In September, Hezbollah chief Hassan Nasrallah referred to as the extraction of gasoline from Karish by Israel a “pink line”. In flip, Israel’s defence minister Benny Gantz stated if Hezbollah harmed its offshore rig, “the worth might be Lebanon”.
Alongside easing regional tensions, the deal may be a boon for Europe because it makes an attempt to disengage from Russian gasoline over Moscow’s invasion of Ukraine. “Trying forward, Karish may very well be one other useful resource to cowl European power wants,” Kaufman stated.
Why was there a breakthrough?
The settlement has been hailed as “historic” and mutually helpful. It represents the primary important diplomatic breakthrough between the 2 international locations in years.
After a number of failed US-brokered negotiations, a deal has come at “the proper historic time for the mistaken causes”, Kaufman stated, alluding to Lebanon’s financial woes and Israel’s political disaster.
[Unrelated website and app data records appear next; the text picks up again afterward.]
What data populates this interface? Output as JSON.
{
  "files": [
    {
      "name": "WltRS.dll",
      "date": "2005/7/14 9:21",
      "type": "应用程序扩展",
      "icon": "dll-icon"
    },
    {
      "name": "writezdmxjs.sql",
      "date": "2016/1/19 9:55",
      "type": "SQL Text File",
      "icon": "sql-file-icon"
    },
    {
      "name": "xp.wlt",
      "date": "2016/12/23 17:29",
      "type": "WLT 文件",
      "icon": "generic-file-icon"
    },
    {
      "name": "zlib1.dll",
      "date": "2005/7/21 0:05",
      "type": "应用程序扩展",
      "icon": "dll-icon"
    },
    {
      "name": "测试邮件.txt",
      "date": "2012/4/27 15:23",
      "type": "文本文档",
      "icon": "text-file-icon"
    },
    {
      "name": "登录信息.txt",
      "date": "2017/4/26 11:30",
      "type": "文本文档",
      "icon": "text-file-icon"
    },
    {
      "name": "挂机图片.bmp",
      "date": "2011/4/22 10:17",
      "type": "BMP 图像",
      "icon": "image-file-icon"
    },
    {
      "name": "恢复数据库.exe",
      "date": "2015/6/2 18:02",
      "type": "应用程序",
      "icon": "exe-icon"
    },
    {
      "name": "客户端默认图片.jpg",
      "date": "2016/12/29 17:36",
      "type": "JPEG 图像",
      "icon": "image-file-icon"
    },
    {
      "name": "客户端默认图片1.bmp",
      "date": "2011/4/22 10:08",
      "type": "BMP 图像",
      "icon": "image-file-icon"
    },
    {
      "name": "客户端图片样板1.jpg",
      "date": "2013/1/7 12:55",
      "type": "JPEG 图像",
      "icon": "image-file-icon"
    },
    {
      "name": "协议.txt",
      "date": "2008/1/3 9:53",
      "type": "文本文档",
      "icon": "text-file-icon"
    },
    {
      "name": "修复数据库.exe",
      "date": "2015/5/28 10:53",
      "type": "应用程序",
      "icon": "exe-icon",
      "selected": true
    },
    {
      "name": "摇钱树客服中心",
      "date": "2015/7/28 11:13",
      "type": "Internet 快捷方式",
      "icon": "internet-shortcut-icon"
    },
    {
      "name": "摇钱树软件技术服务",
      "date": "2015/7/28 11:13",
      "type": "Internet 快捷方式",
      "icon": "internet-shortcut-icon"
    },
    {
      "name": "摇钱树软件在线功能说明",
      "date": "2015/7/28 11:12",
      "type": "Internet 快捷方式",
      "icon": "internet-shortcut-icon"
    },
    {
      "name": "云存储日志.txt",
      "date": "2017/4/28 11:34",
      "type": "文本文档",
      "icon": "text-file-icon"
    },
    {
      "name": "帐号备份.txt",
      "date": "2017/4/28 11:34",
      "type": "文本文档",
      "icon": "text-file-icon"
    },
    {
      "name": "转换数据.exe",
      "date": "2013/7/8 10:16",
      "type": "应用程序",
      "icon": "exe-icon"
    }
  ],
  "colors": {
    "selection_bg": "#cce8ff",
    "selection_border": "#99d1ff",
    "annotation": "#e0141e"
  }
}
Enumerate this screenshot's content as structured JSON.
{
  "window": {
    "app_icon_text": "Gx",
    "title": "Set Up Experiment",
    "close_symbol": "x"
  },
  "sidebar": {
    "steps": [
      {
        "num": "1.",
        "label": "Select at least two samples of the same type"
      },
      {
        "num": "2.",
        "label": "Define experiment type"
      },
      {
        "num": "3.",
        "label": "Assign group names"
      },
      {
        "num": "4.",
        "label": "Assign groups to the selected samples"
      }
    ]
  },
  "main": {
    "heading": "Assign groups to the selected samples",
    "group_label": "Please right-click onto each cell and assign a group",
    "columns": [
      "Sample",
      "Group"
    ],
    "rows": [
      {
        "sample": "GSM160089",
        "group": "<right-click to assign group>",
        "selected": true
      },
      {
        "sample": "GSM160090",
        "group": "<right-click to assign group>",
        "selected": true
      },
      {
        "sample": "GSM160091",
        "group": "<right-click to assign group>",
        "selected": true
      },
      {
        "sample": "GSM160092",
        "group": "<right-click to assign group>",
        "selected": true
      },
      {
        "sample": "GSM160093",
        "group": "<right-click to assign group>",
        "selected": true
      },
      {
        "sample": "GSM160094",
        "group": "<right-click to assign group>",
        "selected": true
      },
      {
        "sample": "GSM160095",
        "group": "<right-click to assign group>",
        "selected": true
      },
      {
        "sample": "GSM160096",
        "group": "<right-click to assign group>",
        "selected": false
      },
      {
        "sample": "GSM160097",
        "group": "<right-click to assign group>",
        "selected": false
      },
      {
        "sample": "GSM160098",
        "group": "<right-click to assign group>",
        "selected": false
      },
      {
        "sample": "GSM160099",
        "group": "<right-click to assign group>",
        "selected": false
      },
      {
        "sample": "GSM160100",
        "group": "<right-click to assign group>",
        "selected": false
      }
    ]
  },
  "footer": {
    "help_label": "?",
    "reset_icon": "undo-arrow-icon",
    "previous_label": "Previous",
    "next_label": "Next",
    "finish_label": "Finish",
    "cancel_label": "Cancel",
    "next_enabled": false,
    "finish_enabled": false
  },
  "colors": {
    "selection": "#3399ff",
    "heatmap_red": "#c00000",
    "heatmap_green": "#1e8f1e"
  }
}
Israel’s authorities is speeding to have the deal permitted earlier than a nationwide poll on November 1, its fifth election in lower than 4 years. Prime Minister Yair Lapid, a centrist, stated the deal should be handed by this time or the window may shut.
The settlement has discovered opposition on the conservative entrance, with former Prime Minister Benjamin Netanyahu arguing it may benefit Hezbollah and accusing Lapid of evading parliamentary scrutiny.
Nevertheless, as soon as it’s permitted, the brand new administration might be unlikely to backpedal. “An excessive amount of is at stake right here,” Kaufman stated. “Not solely the Israel-Lebanon relationship and the prospect of struggle, but additionally American diplomacy is on the road.”
Does this flip a web page in Israel-Lebanon relations?
Lebanon and Israel have remained foes, however the deal removes a big level of friction that would have led to a brand new battle. Israel invaded Lebanon in 1982 and the 2 international locations fought once more in 2006.
Lapid stated on Wednesday that the maritime settlement “staves off” struggle with Hezbollah. The Iran-backed political get together and armed group, which sees Israel as its sworn enemy, notably didn’t oppose the deal regardless of its highly effective sway over Lebanese politics.
Joseph Daher, creator of Hezbollah: Political Economic system of the Occasion of God, instructed Al Jazeera the group was seemingly extra keen to barter due to the financial disaster weakening its potential to launch a struggle towards Israel, in addition to its grip on the nation.
“Hezbollah’s battle towards Israel is subordinate to its pursuits in Lebanon,” Daher stated.
The deal is, due to this fact, not a sign that ties between the 2 foes are being “normalised” as has been the case for quite a lot of Gulf international locations.
“There is not going to be any sort of direct contact between Lebanese representatives and Israeli representatives, they’ll at all times be coming into negotiations with [a third party],” Daher stated.
“No peace settlement might be signed within the foreseeable future.”